On 29 March 2019 – just over one year from now – the United Kingdom will leave the European Union (assuming that all goes according to the UK government’s current plan). And – although we really don’t know much more about the shape of the UK’s future relationship with the EU than we did a year ago – firms have no choice but to plan for that dramatic event. In making those plans, they have to make cautious assumptions, but still hope that the outcome is not as bad as it might be.
Obviously, Brexit affects a lot more than financial services regulation – and most private equity investors are acutely focused on the risks for their portfolios of a disorderly Brexit, or one that leaves trade barriers and tariffs in place that disrupt cross-border trade. But many UK-headquartered firms, or those with a British subsidiary or branch, are actively planning their future fund structures (and even restructuring existing funds) to mitigate the impact of the UK losing its passporting rights, which appears to be a likely outcome. Any that were not already working on their Brexit plan had a wakeup call from the European Commission earlier this month, when it issued a Notice to Stakeholders explaining the consequences of the UK’s withdrawal for managers of Alternative Investment Funds (and UCITS, the EU’s regulated fund product for retail investors).

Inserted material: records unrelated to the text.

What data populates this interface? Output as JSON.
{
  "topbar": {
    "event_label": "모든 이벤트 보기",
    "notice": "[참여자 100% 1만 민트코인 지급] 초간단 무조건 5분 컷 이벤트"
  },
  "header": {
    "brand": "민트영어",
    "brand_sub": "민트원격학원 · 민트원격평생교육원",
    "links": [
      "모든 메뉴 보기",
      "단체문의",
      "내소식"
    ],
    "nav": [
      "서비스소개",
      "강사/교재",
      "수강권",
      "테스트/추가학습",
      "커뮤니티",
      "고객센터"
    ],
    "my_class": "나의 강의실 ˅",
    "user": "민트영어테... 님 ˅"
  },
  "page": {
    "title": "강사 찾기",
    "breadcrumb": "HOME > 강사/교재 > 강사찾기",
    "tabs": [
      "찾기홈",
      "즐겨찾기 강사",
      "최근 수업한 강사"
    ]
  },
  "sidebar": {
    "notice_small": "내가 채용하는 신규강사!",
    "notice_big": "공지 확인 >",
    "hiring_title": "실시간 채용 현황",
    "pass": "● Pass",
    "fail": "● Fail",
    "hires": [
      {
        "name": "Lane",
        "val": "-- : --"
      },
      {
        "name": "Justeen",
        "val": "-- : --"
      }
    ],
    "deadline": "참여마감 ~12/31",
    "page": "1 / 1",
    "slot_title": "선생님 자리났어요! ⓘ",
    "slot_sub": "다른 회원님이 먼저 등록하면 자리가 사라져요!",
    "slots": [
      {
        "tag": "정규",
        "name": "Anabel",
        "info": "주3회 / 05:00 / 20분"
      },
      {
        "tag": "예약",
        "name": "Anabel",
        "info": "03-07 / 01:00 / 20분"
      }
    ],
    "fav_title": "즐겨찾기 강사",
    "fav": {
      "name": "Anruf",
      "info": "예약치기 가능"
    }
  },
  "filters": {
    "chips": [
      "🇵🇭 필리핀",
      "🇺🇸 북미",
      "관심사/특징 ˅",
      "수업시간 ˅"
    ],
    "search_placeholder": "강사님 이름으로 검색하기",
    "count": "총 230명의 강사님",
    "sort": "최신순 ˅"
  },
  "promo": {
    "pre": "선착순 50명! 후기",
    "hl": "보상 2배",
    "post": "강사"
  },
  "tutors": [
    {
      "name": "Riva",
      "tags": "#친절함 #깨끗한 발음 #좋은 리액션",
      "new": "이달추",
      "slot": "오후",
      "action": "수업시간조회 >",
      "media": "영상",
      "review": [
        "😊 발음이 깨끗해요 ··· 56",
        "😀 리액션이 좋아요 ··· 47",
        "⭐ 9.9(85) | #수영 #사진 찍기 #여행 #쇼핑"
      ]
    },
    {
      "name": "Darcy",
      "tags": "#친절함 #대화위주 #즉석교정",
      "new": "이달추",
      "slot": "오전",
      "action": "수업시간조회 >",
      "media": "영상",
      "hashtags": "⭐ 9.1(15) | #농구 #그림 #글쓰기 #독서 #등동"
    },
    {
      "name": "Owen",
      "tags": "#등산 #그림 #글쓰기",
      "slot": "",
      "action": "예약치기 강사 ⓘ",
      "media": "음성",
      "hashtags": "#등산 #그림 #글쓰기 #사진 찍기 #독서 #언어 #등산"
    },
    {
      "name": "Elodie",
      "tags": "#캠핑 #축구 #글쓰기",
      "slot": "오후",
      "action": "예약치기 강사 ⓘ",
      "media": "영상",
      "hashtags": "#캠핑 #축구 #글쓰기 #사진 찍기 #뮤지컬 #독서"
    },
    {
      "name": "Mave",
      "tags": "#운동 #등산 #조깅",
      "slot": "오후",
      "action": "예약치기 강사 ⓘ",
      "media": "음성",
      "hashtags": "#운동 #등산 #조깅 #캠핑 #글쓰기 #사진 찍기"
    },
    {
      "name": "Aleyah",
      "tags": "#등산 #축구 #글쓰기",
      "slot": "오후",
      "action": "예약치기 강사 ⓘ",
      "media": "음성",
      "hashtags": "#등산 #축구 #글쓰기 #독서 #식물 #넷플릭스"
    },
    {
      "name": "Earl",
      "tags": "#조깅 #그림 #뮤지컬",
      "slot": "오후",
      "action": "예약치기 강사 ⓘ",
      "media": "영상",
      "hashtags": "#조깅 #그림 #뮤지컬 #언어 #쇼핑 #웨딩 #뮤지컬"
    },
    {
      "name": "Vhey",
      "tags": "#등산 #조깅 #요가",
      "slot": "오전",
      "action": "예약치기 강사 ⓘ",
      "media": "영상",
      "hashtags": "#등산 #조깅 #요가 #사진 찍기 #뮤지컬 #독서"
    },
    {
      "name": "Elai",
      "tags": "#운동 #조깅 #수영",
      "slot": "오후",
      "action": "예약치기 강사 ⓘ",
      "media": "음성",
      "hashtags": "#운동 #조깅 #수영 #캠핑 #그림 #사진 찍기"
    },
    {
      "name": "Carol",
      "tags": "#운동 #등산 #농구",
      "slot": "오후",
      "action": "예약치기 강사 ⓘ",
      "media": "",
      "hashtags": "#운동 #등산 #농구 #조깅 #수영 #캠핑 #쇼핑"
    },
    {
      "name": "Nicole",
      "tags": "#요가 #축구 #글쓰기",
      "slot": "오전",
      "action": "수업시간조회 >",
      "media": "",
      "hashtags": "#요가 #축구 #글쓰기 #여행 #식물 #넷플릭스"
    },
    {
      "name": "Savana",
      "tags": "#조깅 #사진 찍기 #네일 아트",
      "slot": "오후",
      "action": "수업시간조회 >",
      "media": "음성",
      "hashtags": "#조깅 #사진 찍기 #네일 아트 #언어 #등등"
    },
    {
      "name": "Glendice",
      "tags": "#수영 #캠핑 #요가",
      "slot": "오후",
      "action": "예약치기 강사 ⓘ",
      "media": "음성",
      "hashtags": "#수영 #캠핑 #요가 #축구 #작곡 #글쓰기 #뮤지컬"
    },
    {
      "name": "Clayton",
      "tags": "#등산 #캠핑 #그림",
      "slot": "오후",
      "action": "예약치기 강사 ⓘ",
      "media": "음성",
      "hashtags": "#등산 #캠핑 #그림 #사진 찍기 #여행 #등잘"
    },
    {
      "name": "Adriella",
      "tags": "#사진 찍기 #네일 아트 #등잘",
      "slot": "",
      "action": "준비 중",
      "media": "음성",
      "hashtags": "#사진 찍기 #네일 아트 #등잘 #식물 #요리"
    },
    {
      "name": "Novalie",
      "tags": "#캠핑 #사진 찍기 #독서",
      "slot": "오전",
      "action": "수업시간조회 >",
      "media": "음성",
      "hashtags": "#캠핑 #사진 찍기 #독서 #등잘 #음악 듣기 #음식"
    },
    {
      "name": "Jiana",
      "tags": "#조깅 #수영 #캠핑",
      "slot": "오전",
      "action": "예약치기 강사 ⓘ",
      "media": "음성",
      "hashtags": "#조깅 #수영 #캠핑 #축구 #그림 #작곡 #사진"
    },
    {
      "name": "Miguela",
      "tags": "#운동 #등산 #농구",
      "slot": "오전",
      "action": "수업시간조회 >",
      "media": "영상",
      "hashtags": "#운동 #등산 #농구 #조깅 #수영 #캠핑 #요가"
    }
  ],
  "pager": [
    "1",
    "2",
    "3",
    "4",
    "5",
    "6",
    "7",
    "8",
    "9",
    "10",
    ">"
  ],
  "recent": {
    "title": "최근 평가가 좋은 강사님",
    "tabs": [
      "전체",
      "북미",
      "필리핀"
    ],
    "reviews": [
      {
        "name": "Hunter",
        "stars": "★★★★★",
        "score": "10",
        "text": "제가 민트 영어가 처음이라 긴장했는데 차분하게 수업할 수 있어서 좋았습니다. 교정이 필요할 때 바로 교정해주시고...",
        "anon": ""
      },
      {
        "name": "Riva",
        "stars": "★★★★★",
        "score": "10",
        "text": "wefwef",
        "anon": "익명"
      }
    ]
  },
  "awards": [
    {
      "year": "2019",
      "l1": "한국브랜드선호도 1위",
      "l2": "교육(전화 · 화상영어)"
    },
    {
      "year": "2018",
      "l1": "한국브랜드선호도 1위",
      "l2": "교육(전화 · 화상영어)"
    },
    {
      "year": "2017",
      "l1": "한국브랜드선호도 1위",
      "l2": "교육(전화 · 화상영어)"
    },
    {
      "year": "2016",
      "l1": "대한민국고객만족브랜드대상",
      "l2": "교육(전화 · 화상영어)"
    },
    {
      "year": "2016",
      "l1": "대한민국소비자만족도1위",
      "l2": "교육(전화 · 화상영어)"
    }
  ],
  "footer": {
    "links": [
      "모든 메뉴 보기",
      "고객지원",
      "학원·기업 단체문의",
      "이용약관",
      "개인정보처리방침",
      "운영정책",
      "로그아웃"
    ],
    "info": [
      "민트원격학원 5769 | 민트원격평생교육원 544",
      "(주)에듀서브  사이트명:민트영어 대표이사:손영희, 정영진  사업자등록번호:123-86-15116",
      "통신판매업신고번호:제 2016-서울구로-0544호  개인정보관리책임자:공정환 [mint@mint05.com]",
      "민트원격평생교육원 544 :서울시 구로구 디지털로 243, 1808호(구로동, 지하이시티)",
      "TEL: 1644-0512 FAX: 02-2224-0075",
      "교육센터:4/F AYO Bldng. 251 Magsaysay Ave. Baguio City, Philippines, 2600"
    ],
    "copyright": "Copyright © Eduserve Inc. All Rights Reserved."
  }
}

Although the Commission’s Notice didn’t say anything new or surprising, it is perhaps a little alarmist because it assumes that there will be no transitional arrangements – an outcome which would be surprising, and about which we will know a lot more in a month or two. However, it is clearly important that firms develop a plan in the event that no transitional period is agreed, or that one is agreed but it does not preserve the status quo. If time is of the essence – and one year is not long to plan and implement a completely new European structure – then it would be prudent to evaluate the issues that the firm would face if the UK does become a third country for the purposes of EU regulation in March 2019, as the Commission’s note assumes, and to have a contingency plan that can be activated quickly if the politicians can’t reach agreement in March or April.
In any event, a transitional period is not a panacea. Some contractual provisions will need to be amended (look closely at the definition of “Europe” in your investment policy, for example), and regulated European investors – especially insurance companies and many pension funds – may request or require a structure that is Brexit-proof even before the end of 2020 (meaning that they will want a fund vehicle located in a country that is remaining in the EU, managed by a manager established in such a country).
However, those who can safely defer consideration of their post-Brexit structure may reap some rewards. The UK government is pushing for a long-term relationship with the EU that would allow UK firms to have privileged access to European investors for as long as UK regulation remains “consistent” with the that of the EU. As noted in a recent edition of European Funds Comment, such an arrangement might appeal to the European Union, who will fear regulatory divergence and competition. We are a long way away from being able to predict that outcome with confidence, but it should not be ruled out.
In the interim, the European Commission’s Notice does serve as a useful checklist for those who are planning for the worst – whether that is in March next year, or at the end of a transitional period that is expected to last until at least the end of 2020. It points out the obvious: that UK authorised Alternative Investment Fund Managers (AIFMs) will (in the absence of a negotiated EU/UK agreement) become third country managers and will lose their passporting rights; and that EU27 AIFMs will only be allowed to manage funds established in the UK (usually English or Scottish limited partnerships) if a co-operation agreement is concluded between the UK and their home territory. It reminds those engaging in restructuring that an EU manager must have substance in the EU, and that delegation to a non-EU firm is subject to strict requirements (recently elaborated by ESMA, the pan-European supervisor). And it identifies some less obvious impacts, including the need to check contractual provisions that refer to the European Union, and to notify investors of any “material changes” – which might include the consequences of Brexit – in their annual report.
But it is not only UK-based managers that should be ready for the UK’s departure from the EU. European investors are also aware of the impact Brexit will have for them. These consequences are not limited to the regulatory significance of becoming an investor in a non-EU fund overnight, but also the potential loss of investment opportunities once UK funds cannot easily market to them. That will be especially problematic for investors in countries like France, Italy and Spain where private placement is either hard or impossible. Those investors will, no doubt, be hoping that a deal can be reached – both during a transitional period and beyond. But they too must prepare for the worst.